*** Data shown

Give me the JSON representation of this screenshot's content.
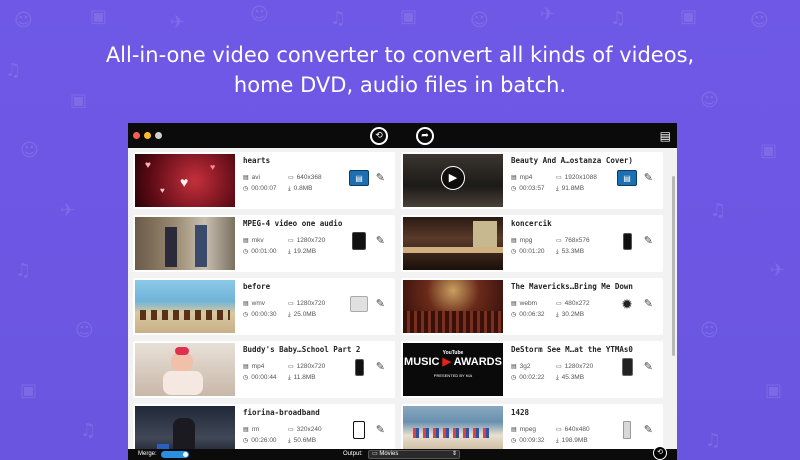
{
  "headline": {
    "line1": "All-in-one video converter to convert all kinds of videos,",
    "line2": "home DVD, audio files in batch."
  },
  "window": {
    "traffic_lights": [
      "#fc5c54",
      "#fdbc2e",
      "#d0d0d0"
    ],
    "toolbar_icons": [
      "convert-icon",
      "share-icon",
      "media-browser-icon"
    ]
  },
  "files": [
    {
      "title": "hearts",
      "format": "avi",
      "resolution": "640x368",
      "duration": "00:00:07",
      "size": "0.8MB",
      "device": "video-format-icon",
      "thumb": "hearts"
    },
    {
      "title": "Beauty And A…ostanza Cover)",
      "format": "mp4",
      "resolution": "1920x1088",
      "duration": "00:03:57",
      "size": "91.8MB",
      "device": "video-format-icon",
      "thumb": "concert-play"
    },
    {
      "title": "MPEG-4 video one audio",
      "format": "mkv",
      "resolution": "1280x720",
      "duration": "00:01:00",
      "size": "19.2MB",
      "device": "ipad-icon",
      "thumb": "office"
    },
    {
      "title": "koncercik",
      "format": "mpg",
      "resolution": "768x576",
      "duration": "00:01:20",
      "size": "53.3MB",
      "device": "iphone-icon",
      "thumb": "stage"
    },
    {
      "title": "before",
      "format": "wmv",
      "resolution": "1280x720",
      "duration": "00:00:30",
      "size": "25.0MB",
      "device": "media-player-icon",
      "thumb": "beach"
    },
    {
      "title": "The Mavericks…Bring Me Down",
      "format": "webm",
      "resolution": "480x272",
      "duration": "00:06:32",
      "size": "30.2MB",
      "device": "reel-icon",
      "thumb": "crowd"
    },
    {
      "title": "Buddy's Baby…School Part 2",
      "format": "mp4",
      "resolution": "1280x720",
      "duration": "00:00:44",
      "size": "11.8MB",
      "device": "iphone-icon",
      "thumb": "baby"
    },
    {
      "title": "DeStorm See M…at the YTMAs0",
      "format": "3g2",
      "resolution": "1280x720",
      "duration": "00:02:22",
      "size": "45.3MB",
      "device": "phone-icon",
      "thumb": "awards"
    },
    {
      "title": "fiorina-broadband",
      "format": "rm",
      "resolution": "320x240",
      "duration": "00:26:00",
      "size": "50.6MB",
      "device": "tablet-icon",
      "thumb": "speech"
    },
    {
      "title": "1428",
      "format": "mpeg",
      "resolution": "640x480",
      "duration": "00:09:32",
      "size": "198.9MB",
      "device": "ipod-icon",
      "thumb": "pool"
    }
  ],
  "awards_thumb": {
    "line1": "YouTube",
    "line2": "MUSIC",
    "line3": "AWARDS",
    "line4": "PRESENTED BY KIA"
  },
  "bottom": {
    "merge_label": "Merge:",
    "output_label": "Output:",
    "output_value": "Movies"
  }
}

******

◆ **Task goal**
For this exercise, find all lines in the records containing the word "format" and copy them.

◆ **Written solution**
      "format": "avi",
      "device": "video-format-icon",
      "format": "mp4",
      "device": "video-format-icon",
      "format": "mkv",
      "format": "mpg",
      "format": "wmv",
      "format": "webm",
      "format": "mp4",
      "format": "3g2",
      "format": "rm",
      "format": "mpeg",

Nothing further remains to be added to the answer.